| EXERCISE |
Please report every line in the entries that contains the string "Oakland".

| DATA FOR THE TASK |
————

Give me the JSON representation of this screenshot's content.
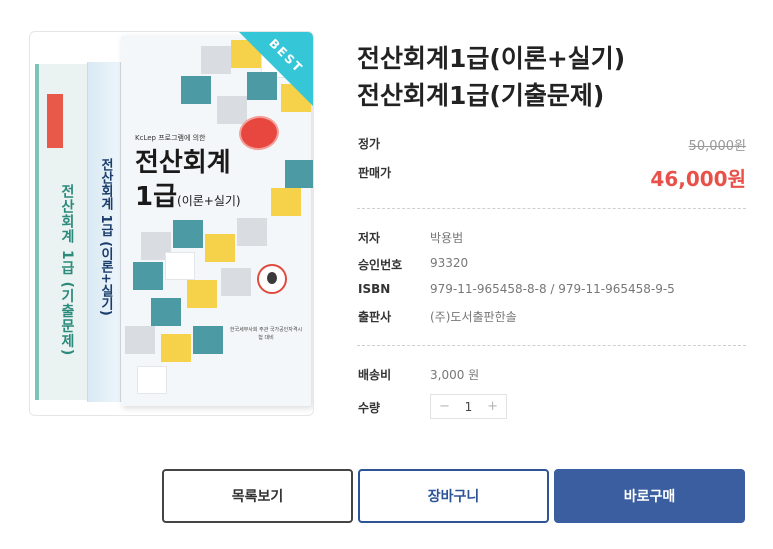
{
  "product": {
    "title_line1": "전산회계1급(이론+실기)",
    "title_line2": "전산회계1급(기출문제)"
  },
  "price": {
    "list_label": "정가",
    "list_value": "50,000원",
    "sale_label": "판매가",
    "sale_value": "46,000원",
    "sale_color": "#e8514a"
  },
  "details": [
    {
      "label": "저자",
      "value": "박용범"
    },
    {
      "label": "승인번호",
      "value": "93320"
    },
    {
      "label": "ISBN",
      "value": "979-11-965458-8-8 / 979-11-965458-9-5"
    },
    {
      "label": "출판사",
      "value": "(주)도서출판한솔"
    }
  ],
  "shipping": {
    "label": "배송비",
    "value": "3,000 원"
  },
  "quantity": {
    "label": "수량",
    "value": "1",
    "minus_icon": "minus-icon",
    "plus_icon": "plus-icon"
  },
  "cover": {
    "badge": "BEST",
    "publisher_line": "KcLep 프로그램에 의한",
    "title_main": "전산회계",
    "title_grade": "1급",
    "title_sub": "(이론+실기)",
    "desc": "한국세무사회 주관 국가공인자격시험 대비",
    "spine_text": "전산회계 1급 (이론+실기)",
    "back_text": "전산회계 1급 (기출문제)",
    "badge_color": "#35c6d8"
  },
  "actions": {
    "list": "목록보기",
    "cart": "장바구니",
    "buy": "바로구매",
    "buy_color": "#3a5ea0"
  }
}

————

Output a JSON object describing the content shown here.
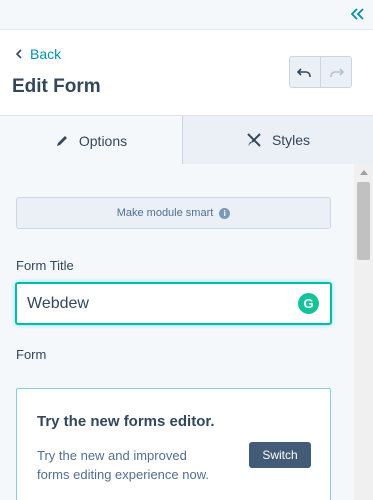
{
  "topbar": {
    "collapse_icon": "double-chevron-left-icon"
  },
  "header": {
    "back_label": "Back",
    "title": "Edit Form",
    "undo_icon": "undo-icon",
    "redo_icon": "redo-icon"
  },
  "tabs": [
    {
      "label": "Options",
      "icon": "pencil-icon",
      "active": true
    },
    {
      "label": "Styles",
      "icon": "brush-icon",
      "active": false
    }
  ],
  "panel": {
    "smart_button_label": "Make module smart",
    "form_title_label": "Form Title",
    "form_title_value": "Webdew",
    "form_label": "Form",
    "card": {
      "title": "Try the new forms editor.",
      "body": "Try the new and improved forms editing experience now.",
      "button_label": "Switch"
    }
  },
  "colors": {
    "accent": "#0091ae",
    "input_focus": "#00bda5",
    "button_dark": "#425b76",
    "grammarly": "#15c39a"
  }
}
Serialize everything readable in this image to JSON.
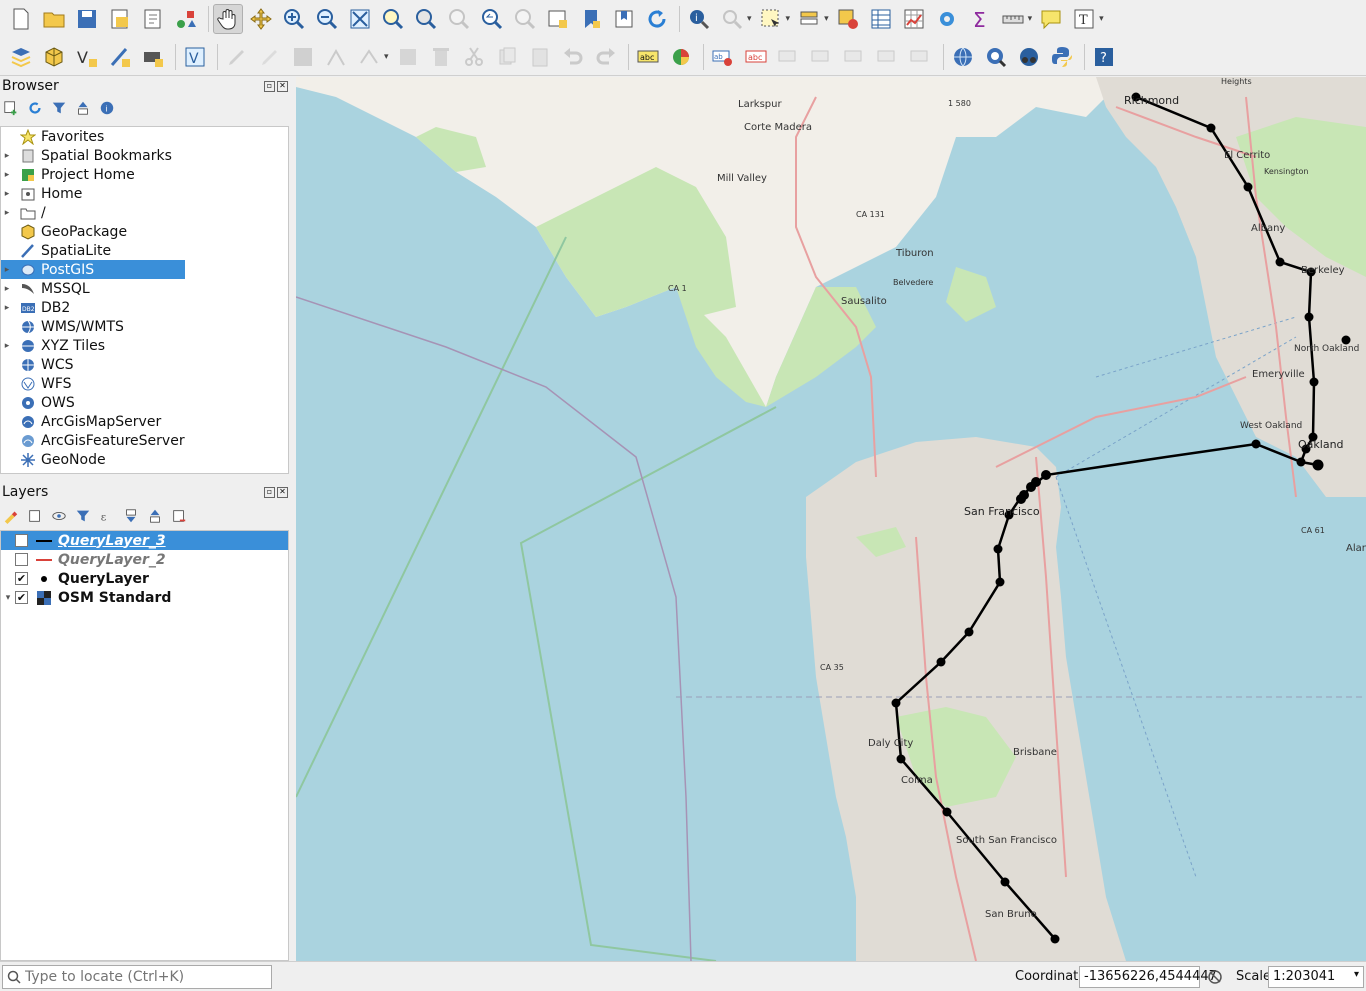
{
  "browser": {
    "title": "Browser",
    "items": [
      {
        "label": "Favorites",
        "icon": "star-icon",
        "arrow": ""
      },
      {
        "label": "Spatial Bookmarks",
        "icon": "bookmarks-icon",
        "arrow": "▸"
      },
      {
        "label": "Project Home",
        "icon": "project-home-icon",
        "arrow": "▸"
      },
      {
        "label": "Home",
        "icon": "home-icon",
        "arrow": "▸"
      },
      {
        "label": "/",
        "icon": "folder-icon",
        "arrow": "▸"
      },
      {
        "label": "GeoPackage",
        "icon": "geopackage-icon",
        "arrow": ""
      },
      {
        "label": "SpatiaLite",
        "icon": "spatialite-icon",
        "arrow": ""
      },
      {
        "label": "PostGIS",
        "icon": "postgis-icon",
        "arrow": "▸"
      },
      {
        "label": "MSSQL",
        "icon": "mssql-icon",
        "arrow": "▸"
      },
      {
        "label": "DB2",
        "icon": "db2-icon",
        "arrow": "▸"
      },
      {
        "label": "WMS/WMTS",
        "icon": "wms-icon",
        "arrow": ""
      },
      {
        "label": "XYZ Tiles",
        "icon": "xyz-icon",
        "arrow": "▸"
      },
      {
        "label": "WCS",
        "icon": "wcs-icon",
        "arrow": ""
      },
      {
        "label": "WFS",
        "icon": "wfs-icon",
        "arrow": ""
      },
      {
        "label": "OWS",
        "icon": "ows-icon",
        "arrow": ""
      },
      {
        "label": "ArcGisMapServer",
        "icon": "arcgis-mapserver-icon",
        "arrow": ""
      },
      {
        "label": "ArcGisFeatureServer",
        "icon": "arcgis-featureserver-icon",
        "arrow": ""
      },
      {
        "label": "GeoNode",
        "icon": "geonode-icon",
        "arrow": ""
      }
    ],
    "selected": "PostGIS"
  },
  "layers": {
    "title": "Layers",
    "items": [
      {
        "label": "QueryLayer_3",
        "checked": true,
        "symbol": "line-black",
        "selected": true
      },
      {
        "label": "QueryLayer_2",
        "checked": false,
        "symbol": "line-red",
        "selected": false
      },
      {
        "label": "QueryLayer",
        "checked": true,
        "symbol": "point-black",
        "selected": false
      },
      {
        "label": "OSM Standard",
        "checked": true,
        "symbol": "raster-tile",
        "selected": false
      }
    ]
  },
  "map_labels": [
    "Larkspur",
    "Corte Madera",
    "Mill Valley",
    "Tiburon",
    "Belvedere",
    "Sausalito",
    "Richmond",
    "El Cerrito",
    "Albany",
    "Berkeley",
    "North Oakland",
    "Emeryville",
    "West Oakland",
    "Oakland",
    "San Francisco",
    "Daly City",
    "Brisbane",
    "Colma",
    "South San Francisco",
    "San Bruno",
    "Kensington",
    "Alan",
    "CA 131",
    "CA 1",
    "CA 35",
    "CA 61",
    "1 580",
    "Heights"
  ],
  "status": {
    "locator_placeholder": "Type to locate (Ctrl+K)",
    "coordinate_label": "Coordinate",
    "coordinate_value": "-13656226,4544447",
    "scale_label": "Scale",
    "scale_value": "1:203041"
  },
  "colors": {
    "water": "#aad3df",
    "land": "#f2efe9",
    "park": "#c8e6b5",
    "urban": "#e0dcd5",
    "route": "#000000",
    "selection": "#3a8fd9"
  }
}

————

| RESULT OF THIS TASK |
    "North Oakland",
    "West Oakland",
    "Oakland",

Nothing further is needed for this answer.